    After 1955, British–West German relations came at times under considerable pressure over the question of how to handle the de facto existence of the GDR. The second German state realised that there were differences of opinion between the British and West German allies and attempted to strengthen those political forces in Britain most in favour of recognising the GDR. In the absence of official diplomatic relations, it was forced to use other channels of communication. It was particularly keen to develop its relations with the British Left, especially the Labour Left, and it also actively sought to promote trade...

  9. Chapter 3 NORMALISATION OF RELATIONS AND NEW BEGINNINGS, 1973–1979
    (pp. 168-224)

    When official recognition of the GDR by Britain finally came about, it did so as a consequence of the Basic Treaty of 1972 between the two Germanys and was swiftly followed by the setting up of official diplomatic relations. The Western allies of the FRG, including Britain had, by and large, stayed carefully one step behind West Germany’s Ostpolitik and it was only after the FRG had signalled its willingness to recognise the GDR in negotiations which started in 1970, that other Western states, including Britain, followed suit. This chapter begins by discussing the role of the GDR’s diplomatic representation...

  10. Chapter 4 FROM THE SECOND COLD WAR TO THE COLLAPSE OF THE GDR, 1979–1990
    (pp. 225-300)

    The election victories of Margaret Thatcher in the UK in 1979 and Ronald Reagan in the US in 1980 marked the onset of the ‘second Cold War’, in which American and British governments returned to cruder forms of anti-communism characteristic of the pre-détente period. This chapter will ask what impact the second Cold War had on relations between Britain and the GDR. It will also look at the impact of Gorbachev’s reform communism on British–GDR relations: how was the GDR viewed in light of the Soviet Union’s attempt to combine communism with economic and political reform. Official diplomatic and...

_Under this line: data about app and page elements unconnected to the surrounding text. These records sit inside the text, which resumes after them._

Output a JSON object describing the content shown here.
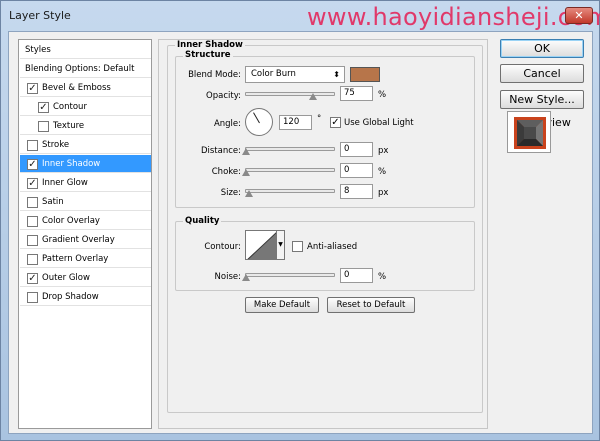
{
  "window": {
    "title": "Layer Style",
    "watermark": "www.haoyidiansheji.com",
    "close_label": "✕"
  },
  "sidebar": {
    "items": [
      {
        "label": "Styles",
        "type": "header"
      },
      {
        "label": "Blending Options: Default",
        "type": "header"
      },
      {
        "label": "Bevel & Emboss",
        "checked": true,
        "indent": 0
      },
      {
        "label": "Contour",
        "checked": true,
        "indent": 1
      },
      {
        "label": "Texture",
        "checked": false,
        "indent": 1
      },
      {
        "label": "Stroke",
        "checked": false,
        "indent": 0
      },
      {
        "label": "Inner Shadow",
        "checked": true,
        "indent": 0,
        "selected": true
      },
      {
        "label": "Inner Glow",
        "checked": true,
        "indent": 0
      },
      {
        "label": "Satin",
        "checked": false,
        "indent": 0
      },
      {
        "label": "Color Overlay",
        "checked": false,
        "indent": 0
      },
      {
        "label": "Gradient Overlay",
        "checked": false,
        "indent": 0
      },
      {
        "label": "Pattern Overlay",
        "checked": false,
        "indent": 0
      },
      {
        "label": "Outer Glow",
        "checked": true,
        "indent": 0
      },
      {
        "label": "Drop Shadow",
        "checked": false,
        "indent": 0
      }
    ],
    "check_mark": "✓"
  },
  "main": {
    "section_title": "Inner Shadow",
    "structure": {
      "title": "Structure",
      "blend_mode_label": "Blend Mode:",
      "blend_mode_value": "Color Burn",
      "blend_color": "#b7754a",
      "opacity_label": "Opacity:",
      "opacity_value": "75",
      "opacity_level": 0.75,
      "percent": "%",
      "angle_label": "Angle:",
      "angle_value": "120",
      "degree": "°",
      "global_light_label": "Use Global Light",
      "global_light_checked": true,
      "distance_label": "Distance:",
      "distance_value": "0",
      "px": "px",
      "choke_label": "Choke:",
      "choke_value": "0",
      "size_label": "Size:",
      "size_value": "8",
      "size_level": 0.04
    },
    "quality": {
      "title": "Quality",
      "contour_label": "Contour:",
      "anti_aliased_label": "Anti-aliased",
      "anti_aliased_checked": false,
      "noise_label": "Noise:",
      "noise_value": "0"
    },
    "buttons": {
      "make_default": "Make Default",
      "reset_default": "Reset to Default"
    }
  },
  "actions": {
    "ok": "OK",
    "cancel": "Cancel",
    "new_style": "New Style...",
    "preview_label": "Preview",
    "preview_checked": true
  }
}
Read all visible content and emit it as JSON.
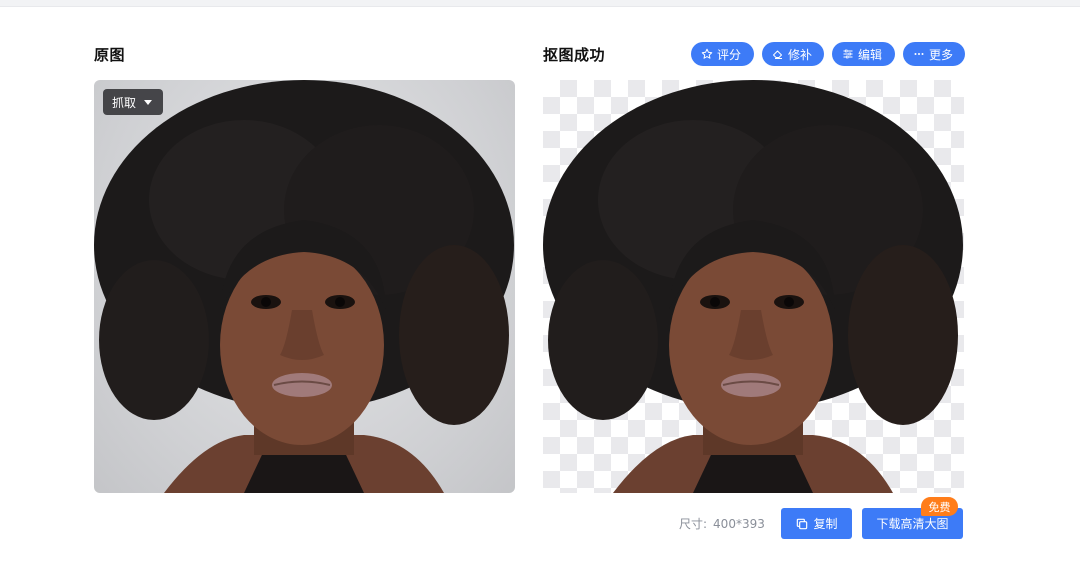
{
  "panels": {
    "original_title": "原图",
    "result_title": "抠图成功"
  },
  "actions": [
    {
      "label": "评分",
      "icon": "star-icon"
    },
    {
      "label": "修补",
      "icon": "eraser-icon"
    },
    {
      "label": "编辑",
      "icon": "sliders-icon"
    },
    {
      "label": "更多",
      "icon": "more-icon"
    }
  ],
  "original": {
    "grab_label": "抓取"
  },
  "result": {
    "size_label": "尺寸:",
    "size_value": "400*393",
    "copy_label": "复制",
    "download_label": "下载高清大图",
    "free_badge": "免费"
  },
  "colors": {
    "primary": "#3d7bf7",
    "badge": "#ff7d1a"
  }
}
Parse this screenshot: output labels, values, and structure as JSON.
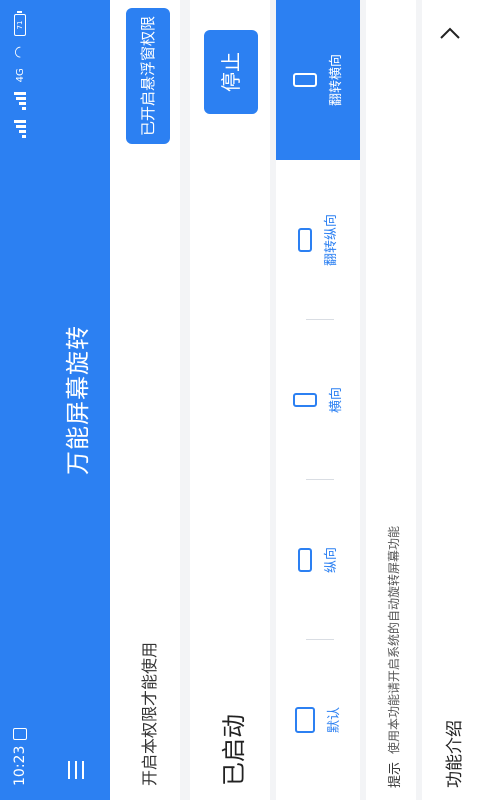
{
  "status_bar": {
    "time": "10:23",
    "network": "4G",
    "battery": "71"
  },
  "app": {
    "title": "万能屏幕旋转"
  },
  "permission": {
    "text": "开启本权限才能使用",
    "button_label": "已开启悬浮窗权限"
  },
  "service": {
    "status": "已启动",
    "stop_label": "停止"
  },
  "modes": [
    {
      "label": "默认",
      "icon": "device-landscape-icon"
    },
    {
      "label": "纵向",
      "icon": "device-landscape-icon"
    },
    {
      "label": "横向",
      "icon": "device-portrait-icon"
    },
    {
      "label": "翻转纵向",
      "icon": "device-landscape-icon"
    },
    {
      "label": "翻转横向",
      "icon": "device-portrait-icon",
      "active": true
    }
  ],
  "hint": {
    "label": "提示",
    "text": "使用本功能请开启系统的自动旋转屏幕功能"
  },
  "feature": {
    "label": "功能介绍"
  },
  "colors": {
    "accent": "#2c80f2",
    "background": "#f3f4f6"
  }
}
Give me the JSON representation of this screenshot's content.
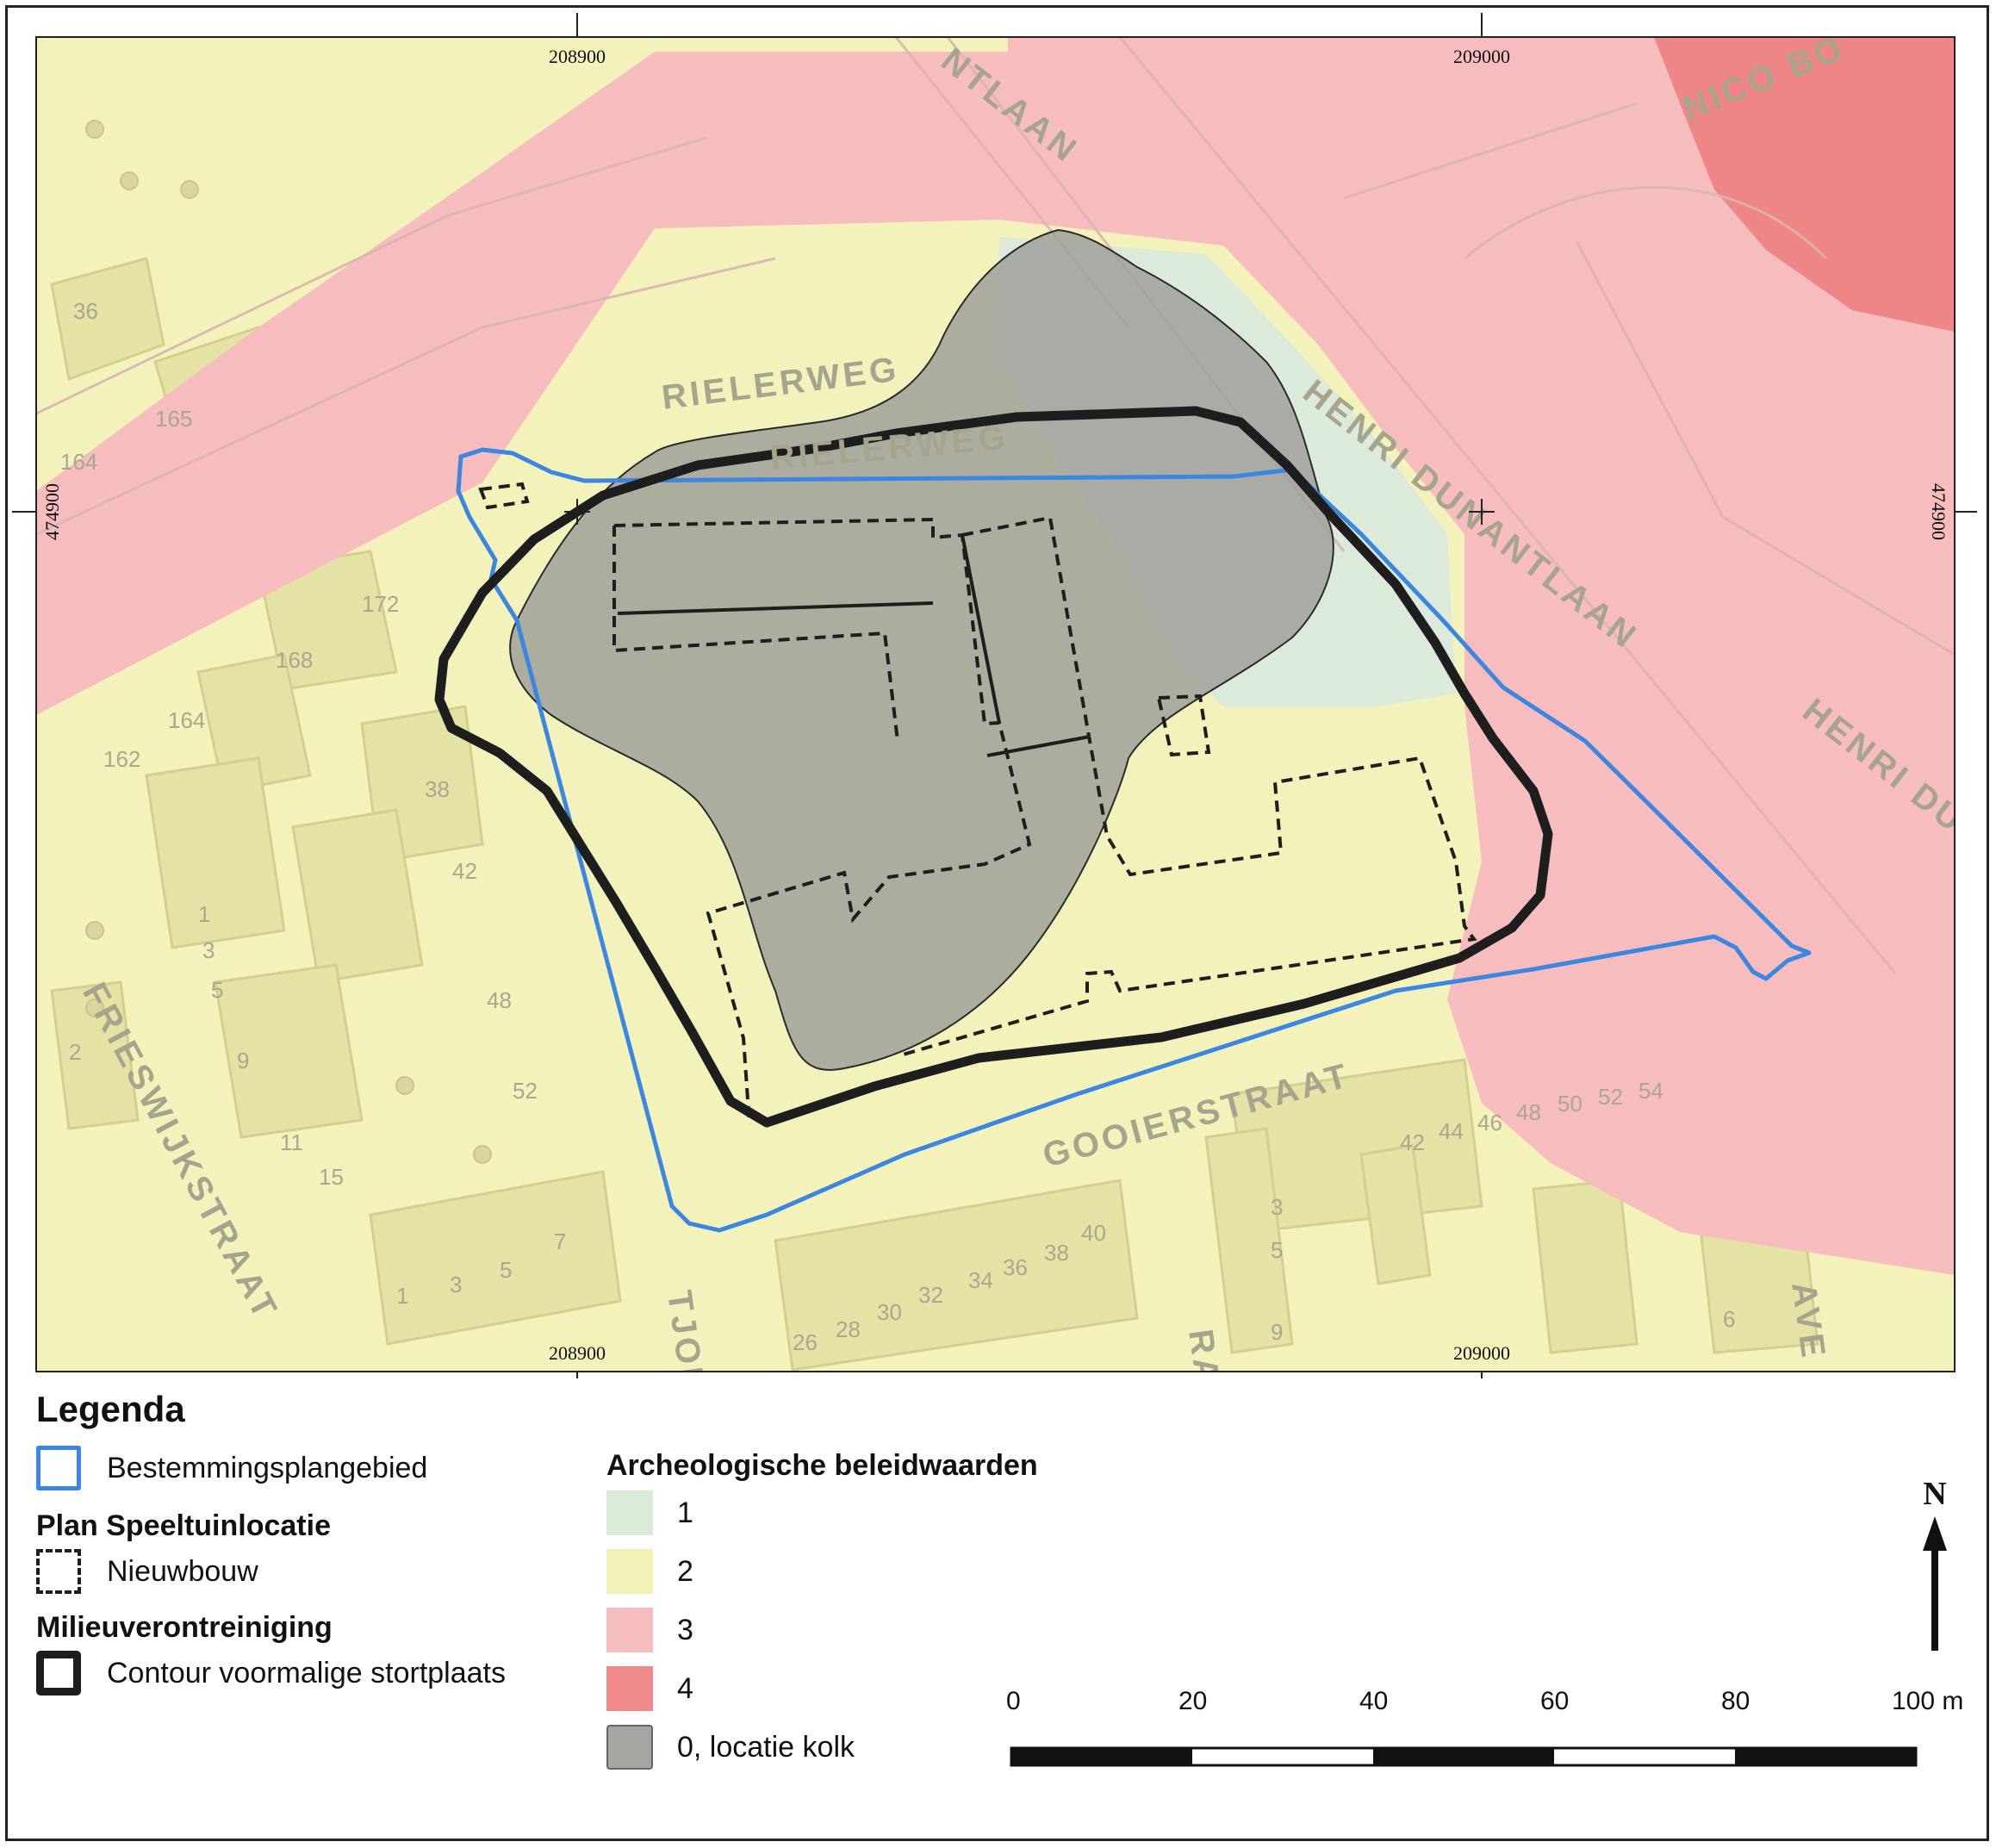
{
  "map": {
    "coordinates": {
      "x_top": [
        "208900",
        "209000"
      ],
      "x_bottom": [
        "208900",
        "209000"
      ],
      "y_left": "474900",
      "y_right": "474900"
    },
    "street_labels": [
      "RIELERWEG",
      "RIELERWEG",
      "HENRI DUNANTLAAN",
      "HENRI DU",
      "NICO BO",
      "NTLAAN",
      "GOOIERSTRAAT",
      "FRIESWIJKSTRAAT",
      "TJOE",
      "AVE",
      "RA"
    ],
    "house_numbers": [
      "36",
      "165",
      "164",
      "172",
      "168",
      "164",
      "162",
      "38",
      "42",
      "48",
      "52",
      "1",
      "3",
      "5",
      "9",
      "11",
      "15",
      "2",
      "1",
      "3",
      "5",
      "7",
      "26",
      "28",
      "30",
      "32",
      "34",
      "36",
      "38",
      "40",
      "42",
      "44",
      "46",
      "48",
      "50",
      "52",
      "54",
      "3",
      "5",
      "9",
      "6"
    ],
    "colors": {
      "value_1": "#dcebd9",
      "value_2": "#f2f2b8",
      "value_3": "#f6bdbf",
      "value_4": "#ee8a8c",
      "kolk": "#9d9c97",
      "plan_boundary": "#3a86e0",
      "landfill_contour": "#1e1e1e",
      "new_build": "#1e1e1e"
    }
  },
  "legend": {
    "title": "Legenda",
    "items": [
      {
        "label": "Bestemmingsplangebied",
        "symbol": "blue-outline"
      }
    ],
    "group_plan": {
      "title": "Plan Speeltuinlocatie",
      "items": [
        {
          "label": "Nieuwbouw",
          "symbol": "dashed-outline"
        }
      ]
    },
    "group_pollution": {
      "title": "Milieuverontreiniging",
      "items": [
        {
          "label": "Contour voormalige stortplaats",
          "symbol": "thick-outline"
        }
      ]
    },
    "group_arch": {
      "title": "Archeologische beleidwaarden",
      "items": [
        {
          "label": "1",
          "color": "#dcebd9"
        },
        {
          "label": "2",
          "color": "#f2f2b8"
        },
        {
          "label": "3",
          "color": "#f6bdbf"
        },
        {
          "label": "4",
          "color": "#ee8a8c"
        },
        {
          "label": "0, locatie kolk",
          "color": "#a7a6a2"
        }
      ]
    }
  },
  "scale_bar": {
    "labels": [
      "0",
      "20",
      "40",
      "60",
      "80",
      "100 m"
    ]
  },
  "north_arrow": {
    "label": "N"
  }
}
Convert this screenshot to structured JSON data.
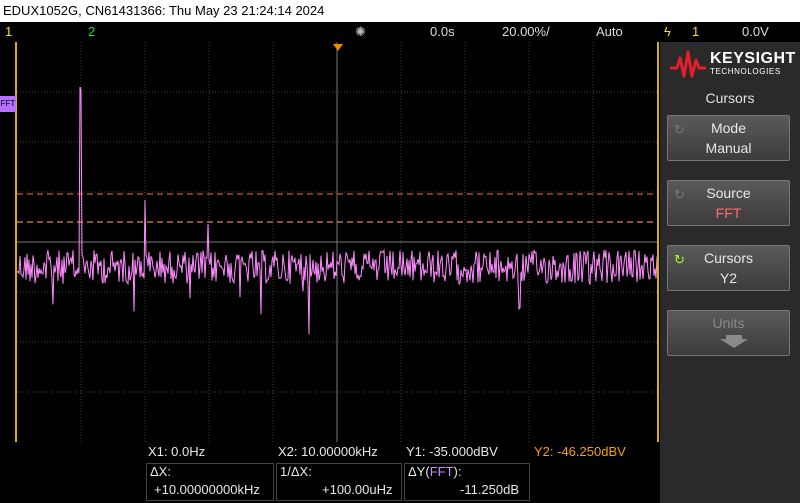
{
  "header": {
    "title": "EDUX1052G, CN61431366: Thu May 23 21:24:14 2024"
  },
  "status": {
    "ch1": "1",
    "ch2": "2",
    "delay": "0.0s",
    "timebase": "20.00%/",
    "trigger_mode": "Auto",
    "trigger_channel": "1",
    "trigger_level": "0.0V"
  },
  "fft_marker": "FFT",
  "logo": {
    "brand": "KEYSIGHT",
    "sub": "TECHNOLOGIES"
  },
  "menu": {
    "title": "Cursors",
    "softkeys": [
      {
        "label": "Mode",
        "value": "Manual"
      },
      {
        "label": "Source",
        "value": "FFT"
      },
      {
        "label": "Cursors",
        "value": "Y2"
      },
      {
        "label": "Units",
        "value": ""
      }
    ]
  },
  "readout": {
    "x1": "X1:  0.0Hz",
    "x2": "X2:  10.00000kHz",
    "y1": "Y1: -35.000dBV",
    "y2": "Y2: -46.250dBV",
    "dx_label": "ΔX:",
    "dx_value": "+10.00000000kHz",
    "inv_dx_label": "1/ΔX:",
    "inv_dx_value": "+100.00uHz",
    "dy_label": "ΔY(",
    "dy_src": "FFT",
    "dy_close": "):",
    "dy_value": "-11.250dB"
  },
  "colors": {
    "trace": "#ff8cff",
    "cursor": "#c85a2a",
    "grid": "#5a5a5a"
  }
}
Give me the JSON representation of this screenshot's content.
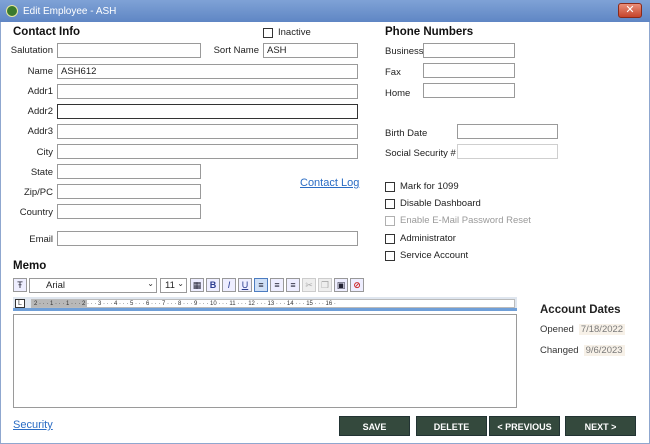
{
  "window": {
    "title": "Edit Employee - ASH",
    "close_glyph": "✕"
  },
  "contact": {
    "title": "Contact Info",
    "inactive_label": "Inactive",
    "salutation_label": "Salutation",
    "salutation_value": "",
    "sortname_label": "Sort Name",
    "sortname_value": "ASH",
    "name_label": "Name",
    "name_value": "ASH612",
    "addr1_label": "Addr1",
    "addr2_label": "Addr2",
    "addr3_label": "Addr3",
    "city_label": "City",
    "state_label": "State",
    "zip_label": "Zip/PC",
    "country_label": "Country",
    "email_label": "Email",
    "contact_log": "Contact Log"
  },
  "phone": {
    "title": "Phone Numbers",
    "business_label": "Business",
    "fax_label": "Fax",
    "home_label": "Home",
    "birth_label": "Birth Date",
    "ssn_label": "Social Security #"
  },
  "options": {
    "mark1099": "Mark for 1099",
    "disable_dashboard": "Disable Dashboard",
    "enable_email_reset": "Enable E-Mail Password Reset",
    "administrator": "Administrator",
    "service_account": "Service Account"
  },
  "memo": {
    "title": "Memo",
    "font": "Arial",
    "size": "11",
    "bold": "B",
    "italic": "I",
    "underline": "U",
    "ruler_text": "2 · · · 1 · · · 1 · · · 2 · · · 3 · · · 4 · · · 5 · · · 6 · · · 7 · · · 8 · · · 9 · · · 10 · · · 11 · · · 12 · · · 13 · · · 14 · · · 15 · · · 16 ·",
    "tab_marker": "L"
  },
  "account": {
    "title": "Account Dates",
    "opened_label": "Opened",
    "opened_value": "7/18/2022",
    "changed_label": "Changed",
    "changed_value": "9/6/2023"
  },
  "footer": {
    "security": "Security",
    "save": "SAVE",
    "delete": "DELETE",
    "previous": "< PREVIOUS",
    "next": "NEXT >"
  }
}
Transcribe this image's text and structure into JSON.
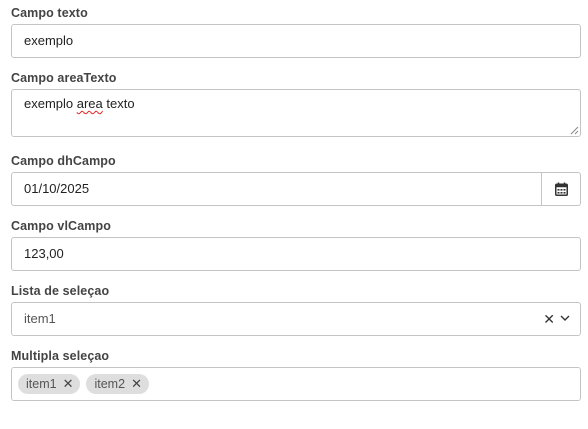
{
  "fields": {
    "campo_texto": {
      "label": "Campo texto",
      "value": "exemplo"
    },
    "campo_area_texto": {
      "label": "Campo areaTexto",
      "value_before": "exemplo ",
      "value_misspelled": "area",
      "value_after": " texto"
    },
    "campo_dh": {
      "label": "Campo dhCampo",
      "value": "01/10/2025",
      "button_icon": "calendar-icon"
    },
    "campo_vl": {
      "label": "Campo vlCampo",
      "value": "123,00"
    },
    "lista_selecao": {
      "label": "Lista de seleçao",
      "selected": "item1",
      "clear_glyph": "✕",
      "chevron_icon": "chevron-down-icon"
    },
    "multipla_selecao": {
      "label": "Multipla seleçao",
      "tags": [
        {
          "label": "item1",
          "remove_glyph": "✕"
        },
        {
          "label": "item2",
          "remove_glyph": "✕"
        }
      ]
    }
  },
  "colors": {
    "border": "#c4c4c4",
    "label": "#444444",
    "tag_background": "#dedede",
    "spellcheck": "#e02020"
  }
}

  11. Conclusion: BRITAIN AND THE GDR, 1949–1990
    (pp. 301-336)

    The governing elites in Britain and the GDR had very different ideas about democracy, civil society and politics. The country’s economic systems were diametrically opposed. And they belonged to antagonistic power blocs during the Cold War. All of this, one might argue, does not exactly amount to an ideal scenario for blossoming relationships between the two countries. And yet, as the previous pages have shown, manifold links across the Iron Curtain existed from early on and persisted through various phases of Cold War history, undergoing many permutations over the course of forty years. Once the decision had been taken among...

  12. REFERENCES
    (pp. 337-364)
  13. INDEX
    (pp. 365-386)